You will find several words and phrases which, when used properly, serve to create criminal procedures all but incomprehensible to the layman. Phrases such as “Comes Now,” and “Counsel of Record,” could cause the typical reader to pause, while phrases like “In Pari Delicto,” or “Sua Sponte,” are confounding in the extreme – not minimal since they are words taken from a dead language. For an effective criminal law clerk, however, such phrases and words must at minimum be familiar, as courts often demand their usage in official documents for the sake of tradition and professionalism. Strafrechtskanzlei Stuttgart Even lacking any adept’s comprehension of Latin, a criminal law clerk must anticipate to place these terms throughout legal documents appropriately and, perhaps more importantly, know when to omit these terms. Whereas the absence of these traditional terms might be tolerated with a judge, a bad placement of the terms might change the meaning of a complete document, and allow it to be inadmissible to court records. As far as efficiency is worried, there is nothing worse than having to accomplish the same work twice.
While archaic terminology is just a basic requirement required for all effective law clerks to understand, one surprisingly overlooked qualification is just a mastery of the present day modes of communication. Including methods such as email, faxing and even properly formatted postal envelopes. Of these three, properly formatted and professionally appearing envelopes are probably the most crucial, as numerous courts require original documents and do not accept facsimile or electronic copies. To be acquainted with proper mail-address formatting might seem confirmed – yet, this type of familiarity implies intimate knowledge of word-processing programs and printer capabilities, as handwritten envelopes are, to express minimal, unprofessional. That said, knowledge of fax systems and the procedure of emailing is also critical; as more and more courts begin to accept digital copies of documents, law clerks are required to be acquainted with professionally structured and properly formatted e-docs.
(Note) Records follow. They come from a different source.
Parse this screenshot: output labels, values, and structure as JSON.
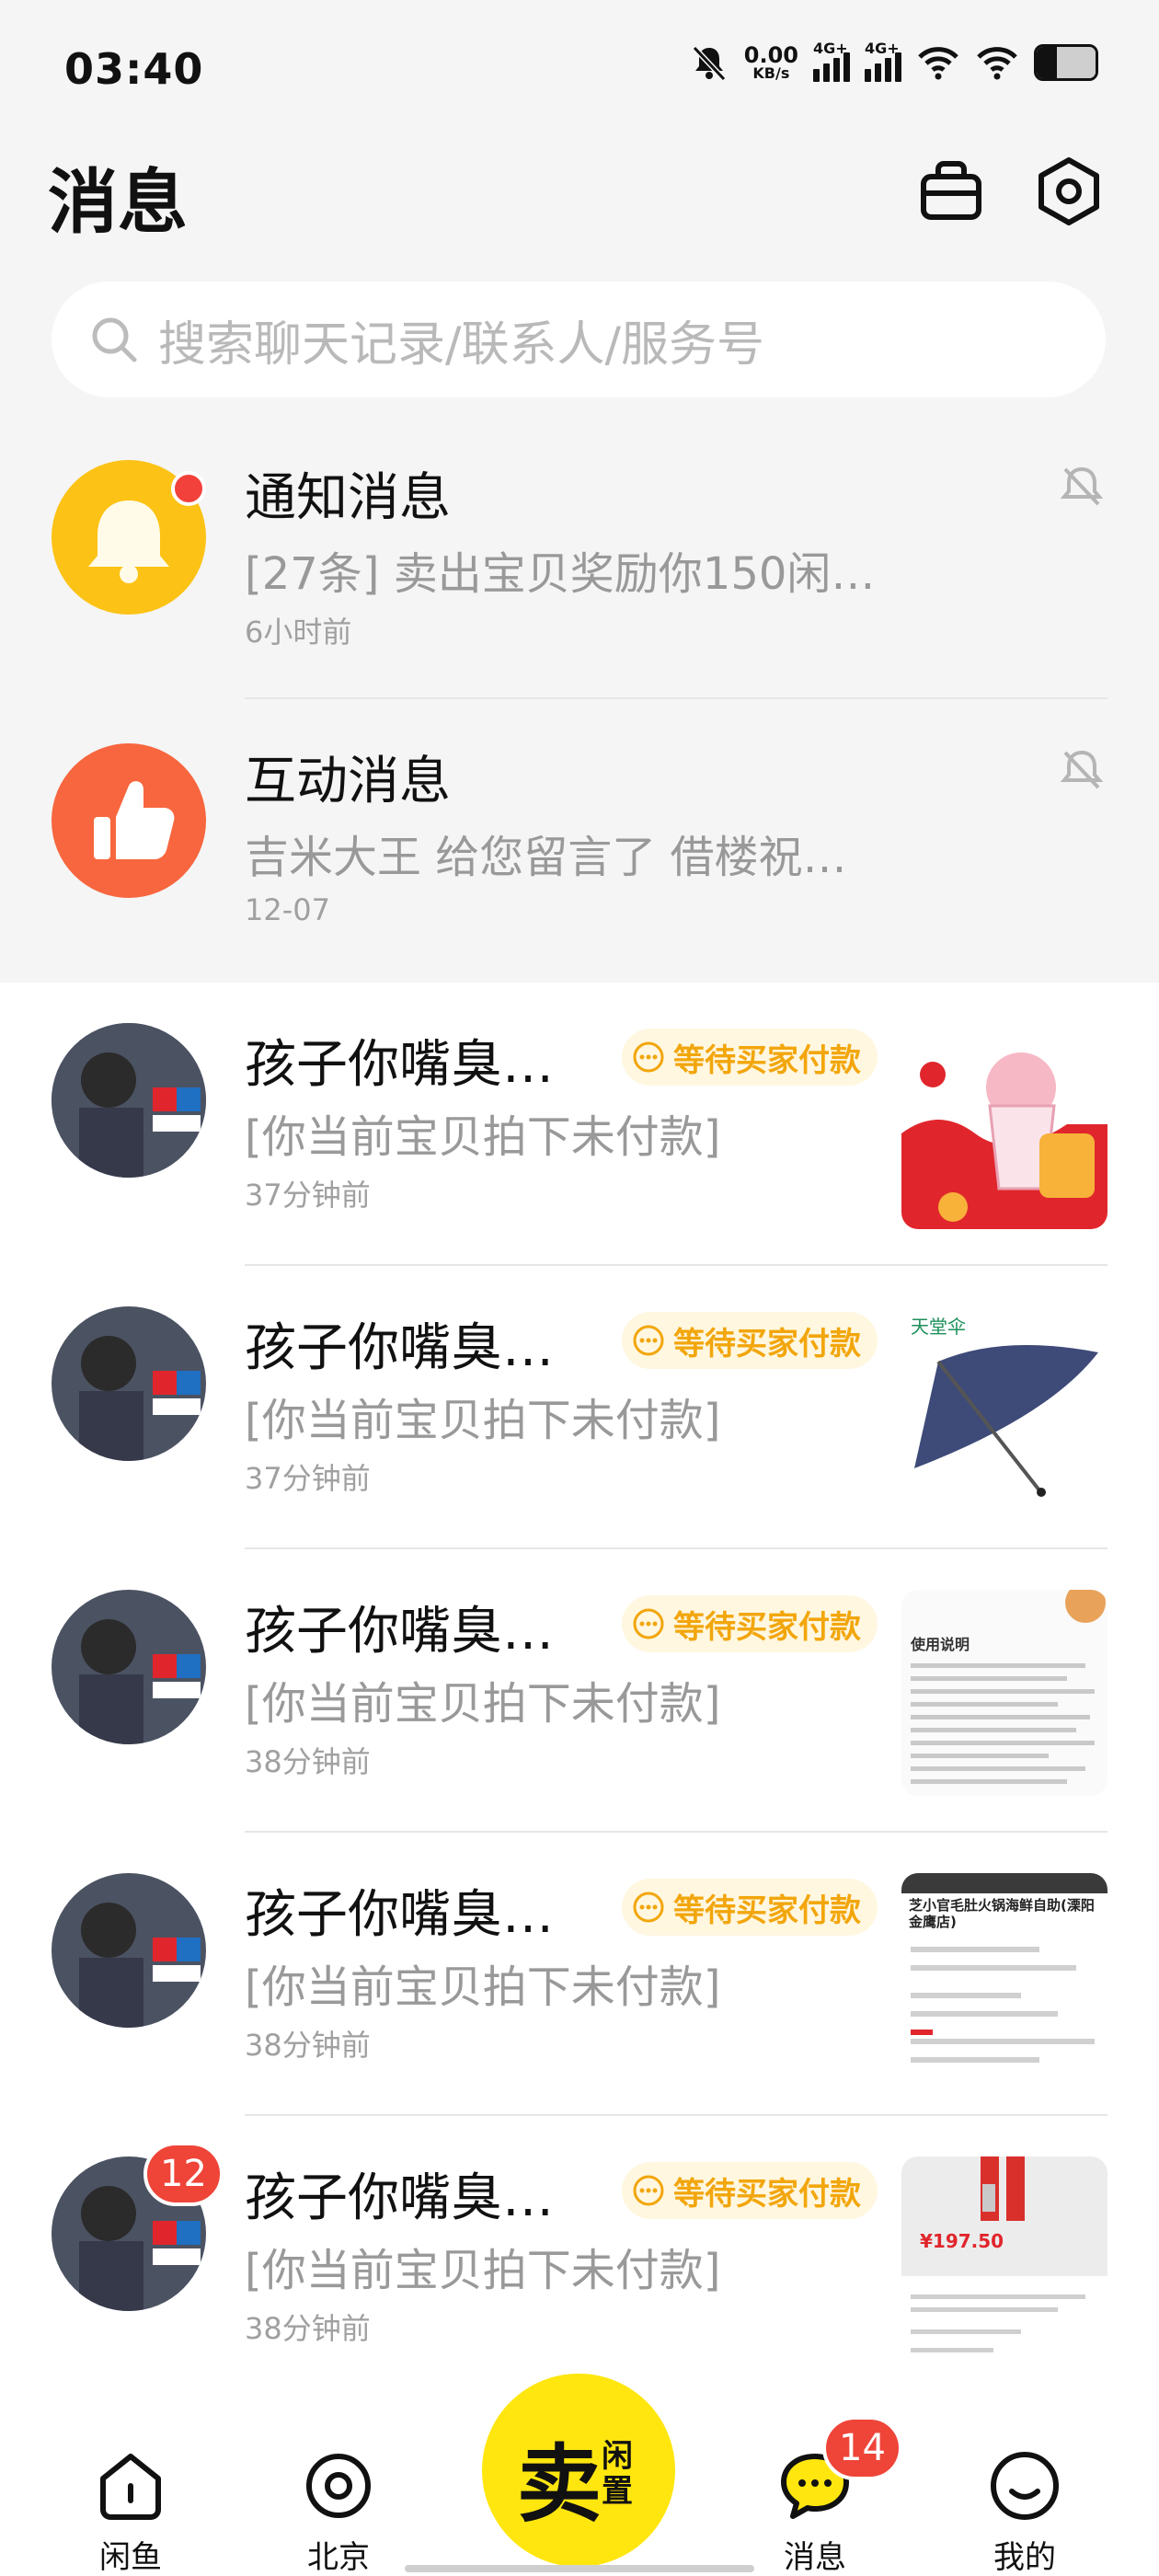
{
  "status_bar": {
    "time": "03:40",
    "net_speed_value": "0.00",
    "net_speed_unit": "KB/s",
    "signal_1": "4G+",
    "signal_2": "4G+",
    "battery_level": 0.35
  },
  "header": {
    "title": "消息",
    "icons": [
      "bag-icon",
      "settings-icon"
    ]
  },
  "search": {
    "placeholder": "搜索聊天记录/联系人/服务号"
  },
  "system_rows": [
    {
      "title": "通知消息",
      "preview": "[27条] 卖出宝贝奖励你150闲…",
      "time": "6小时前",
      "icon": "bell-icon",
      "color": "#fcc215",
      "unread_dot": true
    },
    {
      "title": "互动消息",
      "preview": "吉米大王 给您留言了 借楼祝…",
      "time": "12-07",
      "icon": "thumbs-up-icon",
      "color": "#f7663e",
      "unread_dot": false
    }
  ],
  "chat_rows": [
    {
      "name": "孩子你嘴臭…",
      "status": "等待买家付款",
      "preview": "[你当前宝贝拍下未付款]",
      "time": "37分钟前",
      "thumb": "ice-cream-drink-image"
    },
    {
      "name": "孩子你嘴臭…",
      "status": "等待买家付款",
      "preview": "[你当前宝贝拍下未付款]",
      "time": "37分钟前",
      "thumb": "umbrella-image",
      "thumb_text": "天堂伞"
    },
    {
      "name": "孩子你嘴臭…",
      "status": "等待买家付款",
      "preview": "[你当前宝贝拍下未付款]",
      "time": "38分钟前",
      "thumb": "coupon-instructions-image",
      "thumb_text": "使用说明"
    },
    {
      "name": "孩子你嘴臭…",
      "status": "等待买家付款",
      "preview": "[你当前宝贝拍下未付款]",
      "time": "38分钟前",
      "thumb": "hotpot-voucher-image",
      "thumb_text": "芝小官毛肚火锅海鲜自助(溧阳金鹰店)"
    },
    {
      "name": "孩子你嘴臭…",
      "status": "等待买家付款",
      "preview": "[你当前宝贝拍下未付款]",
      "time": "38分钟前",
      "thumb": "ultraman-figure-image",
      "thumb_text": "¥197.50",
      "badge": "12"
    }
  ],
  "tabbar": {
    "items": [
      {
        "label": "闲鱼",
        "icon": "home-icon"
      },
      {
        "label": "北京",
        "icon": "location-icon"
      },
      {
        "label": "消息",
        "icon": "chat-icon",
        "badge": "14"
      },
      {
        "label": "我的",
        "icon": "smile-icon"
      }
    ],
    "sell": {
      "big": "卖",
      "small_1": "闲",
      "small_2": "置"
    }
  },
  "colors": {
    "accent_yellow": "#ffe60f",
    "status_orange": "#f2a60c",
    "badge_red": "#ef4438"
  }
}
Given the variation between what kinds of documents courts will and will not accept, the main qualification of a criminal law clerk is that of adaptability. Understanding that every court and each judge has their particular demands – and being able to meet those demands – is paramount to being an effective legal clerk. Being willing to utilize archaic terminology or modern terminology; being effective at filing documents early enough to meet the demands of courts who require original, physical copies, vs. people who only demand electronic, digital copies; understanding how each individual court schedules hearings; even being effective at meeting the demands of other criminal law clerks – all these and more require an power to conform to each unique case and each unique situation. Without this adaptability, not only can the work of resolving criminal cases be compounded exponentially, but the appeal of a law clerk as an employee is inherently reduced.